# Assigned task
Retype each record below word for word. Leave the pictures out.
*** Provided information ***
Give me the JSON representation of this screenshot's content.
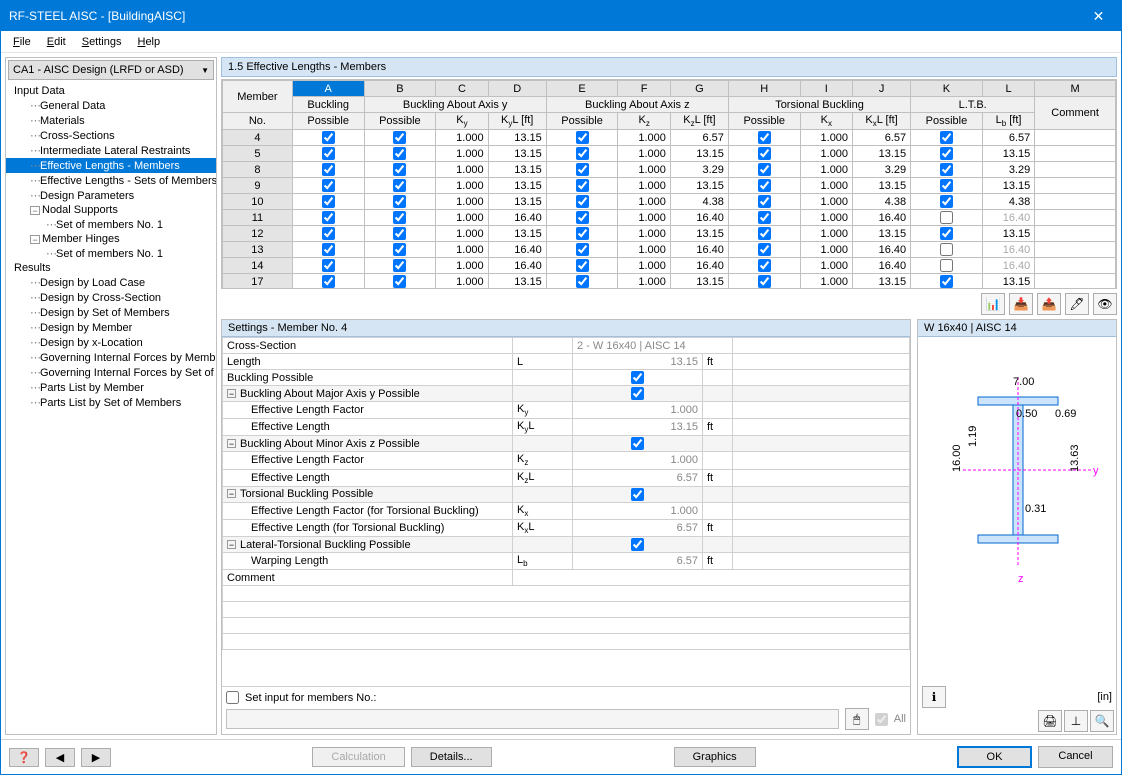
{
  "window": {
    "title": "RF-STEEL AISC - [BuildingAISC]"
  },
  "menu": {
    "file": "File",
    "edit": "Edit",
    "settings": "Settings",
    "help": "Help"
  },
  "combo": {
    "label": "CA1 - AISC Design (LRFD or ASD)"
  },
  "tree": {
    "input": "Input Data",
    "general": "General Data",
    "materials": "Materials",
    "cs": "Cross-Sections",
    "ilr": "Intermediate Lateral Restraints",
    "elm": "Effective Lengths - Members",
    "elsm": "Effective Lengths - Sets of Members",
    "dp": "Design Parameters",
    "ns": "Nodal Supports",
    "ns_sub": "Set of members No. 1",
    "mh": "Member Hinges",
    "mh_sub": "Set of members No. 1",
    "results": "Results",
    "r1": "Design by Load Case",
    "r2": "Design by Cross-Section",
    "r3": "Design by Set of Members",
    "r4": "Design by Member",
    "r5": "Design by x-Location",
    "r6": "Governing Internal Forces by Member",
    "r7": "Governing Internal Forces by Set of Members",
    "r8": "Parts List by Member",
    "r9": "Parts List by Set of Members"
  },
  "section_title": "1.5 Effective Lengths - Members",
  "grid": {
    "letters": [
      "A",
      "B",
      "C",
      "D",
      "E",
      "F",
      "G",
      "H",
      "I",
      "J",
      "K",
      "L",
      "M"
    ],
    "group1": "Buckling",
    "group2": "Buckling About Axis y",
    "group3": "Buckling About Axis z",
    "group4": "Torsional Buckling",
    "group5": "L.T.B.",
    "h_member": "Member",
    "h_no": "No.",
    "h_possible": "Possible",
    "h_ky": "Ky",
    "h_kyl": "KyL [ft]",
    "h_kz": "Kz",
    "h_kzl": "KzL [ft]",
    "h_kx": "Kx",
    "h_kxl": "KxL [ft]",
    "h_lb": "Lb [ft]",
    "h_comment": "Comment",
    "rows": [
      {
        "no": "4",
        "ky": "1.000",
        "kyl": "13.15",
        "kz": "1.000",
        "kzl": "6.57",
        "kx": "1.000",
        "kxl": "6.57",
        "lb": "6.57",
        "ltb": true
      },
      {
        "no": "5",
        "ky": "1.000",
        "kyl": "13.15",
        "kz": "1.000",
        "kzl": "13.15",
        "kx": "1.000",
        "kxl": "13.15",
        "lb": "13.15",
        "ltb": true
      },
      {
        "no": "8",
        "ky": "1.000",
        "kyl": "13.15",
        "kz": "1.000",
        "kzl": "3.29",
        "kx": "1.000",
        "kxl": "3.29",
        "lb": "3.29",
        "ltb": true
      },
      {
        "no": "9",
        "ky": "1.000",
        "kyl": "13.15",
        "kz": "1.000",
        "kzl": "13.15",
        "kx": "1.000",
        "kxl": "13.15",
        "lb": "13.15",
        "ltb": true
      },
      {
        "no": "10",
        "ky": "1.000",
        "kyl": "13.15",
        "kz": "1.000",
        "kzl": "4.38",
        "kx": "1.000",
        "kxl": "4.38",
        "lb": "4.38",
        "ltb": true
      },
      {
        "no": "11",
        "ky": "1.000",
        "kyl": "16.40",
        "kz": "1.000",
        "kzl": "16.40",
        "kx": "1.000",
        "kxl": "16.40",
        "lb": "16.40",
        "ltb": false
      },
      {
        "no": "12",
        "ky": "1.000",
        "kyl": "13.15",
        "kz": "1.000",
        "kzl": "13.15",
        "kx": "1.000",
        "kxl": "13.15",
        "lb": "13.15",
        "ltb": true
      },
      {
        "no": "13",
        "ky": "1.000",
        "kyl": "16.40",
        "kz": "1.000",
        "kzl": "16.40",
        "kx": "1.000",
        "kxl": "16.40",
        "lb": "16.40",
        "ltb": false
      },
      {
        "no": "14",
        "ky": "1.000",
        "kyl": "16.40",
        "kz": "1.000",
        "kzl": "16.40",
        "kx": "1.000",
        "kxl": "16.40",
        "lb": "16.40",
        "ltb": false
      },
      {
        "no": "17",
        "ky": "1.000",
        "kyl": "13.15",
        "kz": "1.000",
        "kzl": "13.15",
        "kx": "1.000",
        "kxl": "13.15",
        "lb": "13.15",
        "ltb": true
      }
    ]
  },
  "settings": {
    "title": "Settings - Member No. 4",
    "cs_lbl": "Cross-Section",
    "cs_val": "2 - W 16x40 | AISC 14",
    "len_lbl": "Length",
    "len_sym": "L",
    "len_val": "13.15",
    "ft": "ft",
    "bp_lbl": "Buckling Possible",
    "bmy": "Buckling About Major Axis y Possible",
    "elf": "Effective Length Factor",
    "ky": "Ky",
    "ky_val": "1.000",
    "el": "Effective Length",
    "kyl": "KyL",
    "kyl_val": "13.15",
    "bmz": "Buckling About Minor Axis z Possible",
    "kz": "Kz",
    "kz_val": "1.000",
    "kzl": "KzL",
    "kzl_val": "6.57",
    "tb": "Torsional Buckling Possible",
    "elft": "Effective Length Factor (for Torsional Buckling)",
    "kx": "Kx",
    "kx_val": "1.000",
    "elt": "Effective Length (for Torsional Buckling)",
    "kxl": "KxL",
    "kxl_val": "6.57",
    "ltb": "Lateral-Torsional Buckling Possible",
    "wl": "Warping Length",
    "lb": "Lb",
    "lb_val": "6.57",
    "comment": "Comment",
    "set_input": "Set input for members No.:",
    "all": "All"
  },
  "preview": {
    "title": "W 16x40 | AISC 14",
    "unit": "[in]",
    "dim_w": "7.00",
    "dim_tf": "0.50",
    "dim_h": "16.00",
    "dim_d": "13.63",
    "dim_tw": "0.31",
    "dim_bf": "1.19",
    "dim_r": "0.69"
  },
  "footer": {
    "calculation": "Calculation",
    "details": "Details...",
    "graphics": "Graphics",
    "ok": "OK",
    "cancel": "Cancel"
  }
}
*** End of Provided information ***
# Task result
Give me the JSON representation of this screenshot's content.
{
  "window": {
    "title": "RF-STEEL AISC - [BuildingAISC]"
  },
  "menu": {
    "file": "File",
    "edit": "Edit",
    "settings": "Settings",
    "help": "Help"
  },
  "combo": {
    "label": "CA1 - AISC Design (LRFD or ASD)"
  },
  "tree": {
    "input": "Input Data",
    "general": "General Data",
    "materials": "Materials",
    "cs": "Cross-Sections",
    "ilr": "Intermediate Lateral Restraints",
    "elm": "Effective Lengths - Members",
    "elsm": "Effective Lengths - Sets of Members",
    "dp": "Design Parameters",
    "ns": "Nodal Supports",
    "ns_sub": "Set of members No. 1",
    "mh": "Member Hinges",
    "mh_sub": "Set of members No. 1",
    "results": "Results",
    "r1": "Design by Load Case",
    "r2": "Design by Cross-Section",
    "r3": "Design by Set of Members",
    "r4": "Design by Member",
    "r5": "Design by x-Location",
    "r6": "Governing Internal Forces by Member",
    "r7": "Governing Internal Forces by Set of Members",
    "r8": "Parts List by Member",
    "r9": "Parts List by Set of Members"
  },
  "section_title": "1.5 Effective Lengths - Members",
  "grid": {
    "letters": [
      "A",
      "B",
      "C",
      "D",
      "E",
      "F",
      "G",
      "H",
      "I",
      "J",
      "K",
      "L",
      "M"
    ],
    "group1": "Buckling",
    "group2": "Buckling About Axis y",
    "group3": "Buckling About Axis z",
    "group4": "Torsional Buckling",
    "group5": "L.T.B.",
    "h_member": "Member",
    "h_no": "No.",
    "h_possible": "Possible",
    "h_ky": "Ky",
    "h_kyl": "KyL [ft]",
    "h_kz": "Kz",
    "h_kzl": "KzL [ft]",
    "h_kx": "Kx",
    "h_kxl": "KxL [ft]",
    "h_lb": "Lb [ft]",
    "h_comment": "Comment",
    "rows": [
      {
        "no": "4",
        "ky": "1.000",
        "kyl": "13.15",
        "kz": "1.000",
        "kzl": "6.57",
        "kx": "1.000",
        "kxl": "6.57",
        "lb": "6.57",
        "ltb": true
      },
      {
        "no": "5",
        "ky": "1.000",
        "kyl": "13.15",
        "kz": "1.000",
        "kzl": "13.15",
        "kx": "1.000",
        "kxl": "13.15",
        "lb": "13.15",
        "ltb": true
      },
      {
        "no": "8",
        "ky": "1.000",
        "kyl": "13.15",
        "kz": "1.000",
        "kzl": "3.29",
        "kx": "1.000",
        "kxl": "3.29",
        "lb": "3.29",
        "ltb": true
      },
      {
        "no": "9",
        "ky": "1.000",
        "kyl": "13.15",
        "kz": "1.000",
        "kzl": "13.15",
        "kx": "1.000",
        "kxl": "13.15",
        "lb": "13.15",
        "ltb": true
      },
      {
        "no": "10",
        "ky": "1.000",
        "kyl": "13.15",
        "kz": "1.000",
        "kzl": "4.38",
        "kx": "1.000",
        "kxl": "4.38",
        "lb": "4.38",
        "ltb": true
      },
      {
        "no": "11",
        "ky": "1.000",
        "kyl": "16.40",
        "kz": "1.000",
        "kzl": "16.40",
        "kx": "1.000",
        "kxl": "16.40",
        "lb": "16.40",
        "ltb": false
      },
      {
        "no": "12",
        "ky": "1.000",
        "kyl": "13.15",
        "kz": "1.000",
        "kzl": "13.15",
        "kx": "1.000",
        "kxl": "13.15",
        "lb": "13.15",
        "ltb": true
      },
      {
        "no": "13",
        "ky": "1.000",
        "kyl": "16.40",
        "kz": "1.000",
        "kzl": "16.40",
        "kx": "1.000",
        "kxl": "16.40",
        "lb": "16.40",
        "ltb": false
      },
      {
        "no": "14",
        "ky": "1.000",
        "kyl": "16.40",
        "kz": "1.000",
        "kzl": "16.40",
        "kx": "1.000",
        "kxl": "16.40",
        "lb": "16.40",
        "ltb": false
      },
      {
        "no": "17",
        "ky": "1.000",
        "kyl": "13.15",
        "kz": "1.000",
        "kzl": "13.15",
        "kx": "1.000",
        "kxl": "13.15",
        "lb": "13.15",
        "ltb": true
      }
    ]
  },
  "settings": {
    "title": "Settings - Member No. 4",
    "cs_lbl": "Cross-Section",
    "cs_val": "2 - W 16x40 | AISC 14",
    "len_lbl": "Length",
    "len_sym": "L",
    "len_val": "13.15",
    "ft": "ft",
    "bp_lbl": "Buckling Possible",
    "bmy": "Buckling About Major Axis y Possible",
    "elf": "Effective Length Factor",
    "ky": "Ky",
    "ky_val": "1.000",
    "el": "Effective Length",
    "kyl": "KyL",
    "kyl_val": "13.15",
    "bmz": "Buckling About Minor Axis z Possible",
    "kz": "Kz",
    "kz_val": "1.000",
    "kzl": "KzL",
    "kzl_val": "6.57",
    "tb": "Torsional Buckling Possible",
    "elft": "Effective Length Factor (for Torsional Buckling)",
    "kx": "Kx",
    "kx_val": "1.000",
    "elt": "Effective Length (for Torsional Buckling)",
    "kxl": "KxL",
    "kxl_val": "6.57",
    "ltb": "Lateral-Torsional Buckling Possible",
    "wl": "Warping Length",
    "lb": "Lb",
    "lb_val": "6.57",
    "comment": "Comment",
    "set_input": "Set input for members No.:",
    "all": "All"
  },
  "preview": {
    "title": "W 16x40 | AISC 14",
    "unit": "[in]",
    "dim_w": "7.00",
    "dim_tf": "0.50",
    "dim_h": "16.00",
    "dim_d": "13.63",
    "dim_tw": "0.31",
    "dim_bf": "1.19",
    "dim_r": "0.69"
  },
  "footer": {
    "calculation": "Calculation",
    "details": "Details...",
    "graphics": "Graphics",
    "ok": "OK",
    "cancel": "Cancel"
  }
}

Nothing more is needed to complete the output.